Reproduced with the permission of the National Library of Scotland.
Armed with a bottle of water and some chocolate, we set out, puffing up one of the steepest hills that leads away from Stow towards the ancient towns of Earlston and Galashiels. There were very few folk out that day, mostly cyclists. The air was clear and fresh and the sky mostly a dazzling blue. Hares were dashing around, little lambs were springing and calves were mooing. It felt like being in a Disney cartoon…
One of the other reasons I was keen to walk to Wooplaw was that just a little further on lies the end of one of the ancient walkways that has crossed the landscape for centuries, The Girthgate.
This ancient road once linked Edinburgh and Melrose, linking important towns and religious houses, with the hospital and church at Soutra, high up in the hills – a place now famous for having the main road’s snow gates closed frequently in winter.
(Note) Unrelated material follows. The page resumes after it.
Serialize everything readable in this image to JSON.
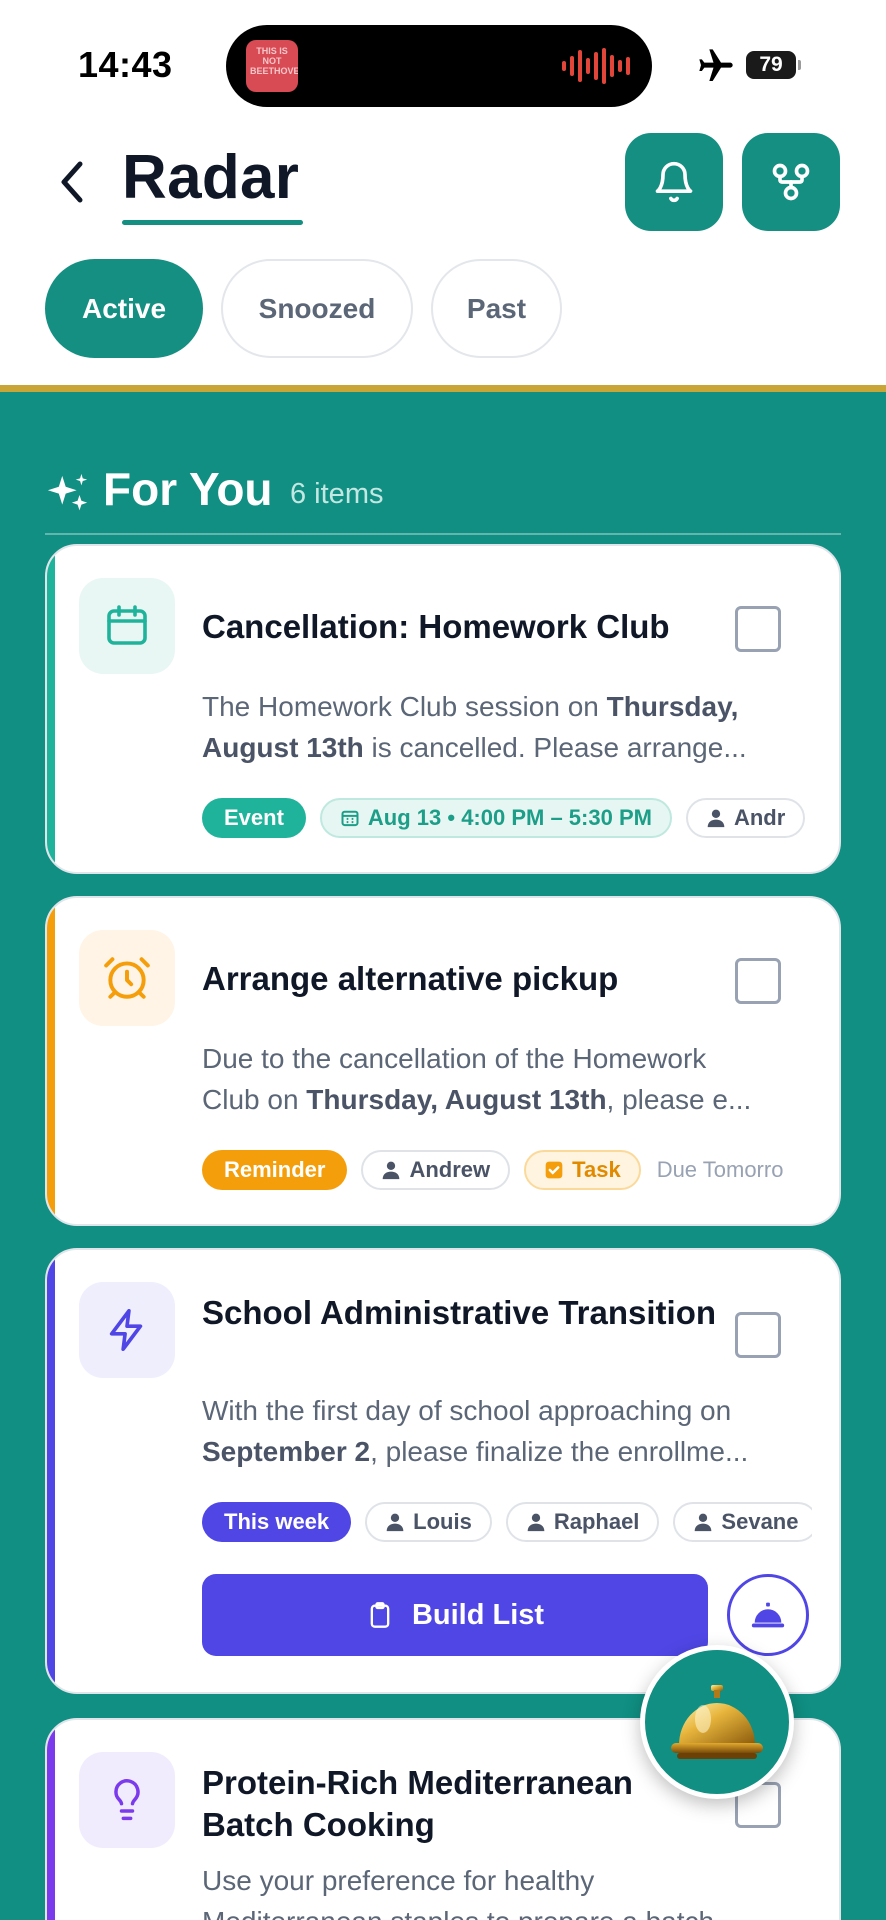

Soutra was founded by Malcolm IV, King of Scots, in c.1160 and was once one of the most important hospitals in Scotland. Centred around the House of the Holy Trinity, the Augustinian monks here tended to the sick and to travellers. Soutra was built almost certainly on an existing route and it is suggested that the Roman road known as Dere Street follows the same path at this point. So, the road is at least a thousand or so years old! I find this staggering and a bit of a thing of wonder!
It is astonishing to wonder about the people who have followed this path over the last millennium: kings; knights; bishops; soldiers. The Romans who may have built the first road here, were followed by the Picts, the Gododdin, the Scots and the Angles. Wars have been fought around it, countless lives lived – and lost – on and near it. Maybe, shades of these former souls still linger, here and there?
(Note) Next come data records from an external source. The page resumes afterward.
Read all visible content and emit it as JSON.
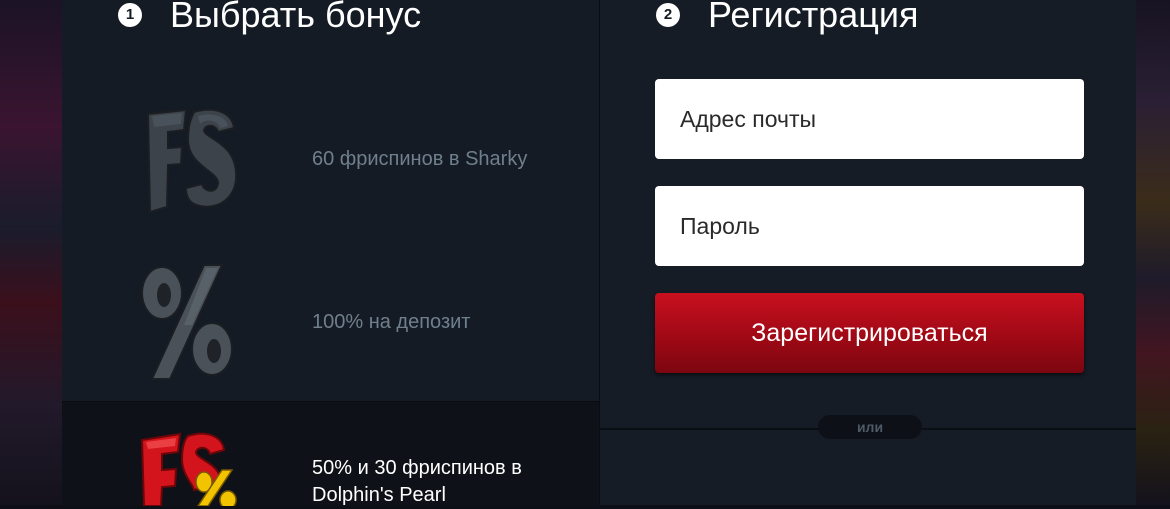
{
  "steps": {
    "bonus": {
      "number": "1",
      "title": "Выбрать бонус"
    },
    "registration": {
      "number": "2",
      "title": "Регистрация"
    }
  },
  "bonuses": [
    {
      "icon": "fs-freespins-icon",
      "label": "60 фриспинов в Sharky",
      "selected": false
    },
    {
      "icon": "percent-deposit-icon",
      "label": "100% на депозит",
      "selected": false
    },
    {
      "icon": "fs-percent-combo-icon",
      "label": "50% и 30 фриспинов в Dolphin's Pearl",
      "selected": true
    }
  ],
  "form": {
    "email_placeholder": "Адрес почты",
    "password_placeholder": "Пароль",
    "submit_label": "Зарегистрироваться",
    "or_label": "или"
  },
  "colors": {
    "accent_red": "#b30c19",
    "panel_bg": "#151b24",
    "muted_text": "#6f7f8d"
  }
}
It is possible to walk most of the Girthgate, starting at the little village of Oxton. During the Covid-19 lockdown, though, that idea will need to be filed under ‘in the future’. That route, some eight and a half miles, ends just here, between Threepwood Farm and Wooplaw. Not far away, the line of the Girthgate might now lie under the present road which travels on to Melrose, passing by a quaintly (oddly) positioned crossroad, that should really have an old-fashioned 1930s style signpost on it. But it doesn’t. The signpost is disappointingly new. Still, I wondered whether any legends which frequently attach themselves to crossroads, were attached to this ancient one.
This junction is where the Community Woodlands at Wooplaw are spilt into two distinct parts, but an easy walk leads from one to the other. Both are well worth visiting, featuring a modern day Roundhouse, tranquil pond and picnic area.
The community woods here were created through the vision of a local, much-missed woodsman, sculptor, craftsmen, environmentalist, poet and artist Tim Stead. If there was ever a human, modern day Green Man, it was him. Tim sparked the idea of woodland owned by the people, a radical thought in the 1980s which has now been replicated many times over. Here, though, he was groundbreaking. He lived only a few miles from here, in a building which – it is hoped – can also be saved for the nation. The Steading is a breathtakingly beautiful expression of Tim’s passion and art and is of international importance. I hope the Tim Stead Trust succeeds in its ambitions.
Wooplaw also acts as a lasting legacy of Tim, in the same way his art does. Tended to by volunteers, the woods have an ethereal feeling to them. This is, perhaps, in part amplified when you come across the memorial slab and wooden statue that commemorate Tim. Read the moving ambitions that the Tim Stead Trust has to save his legacy and beauty of his creation in their plan. A more fitting memorial would be hard to imagine.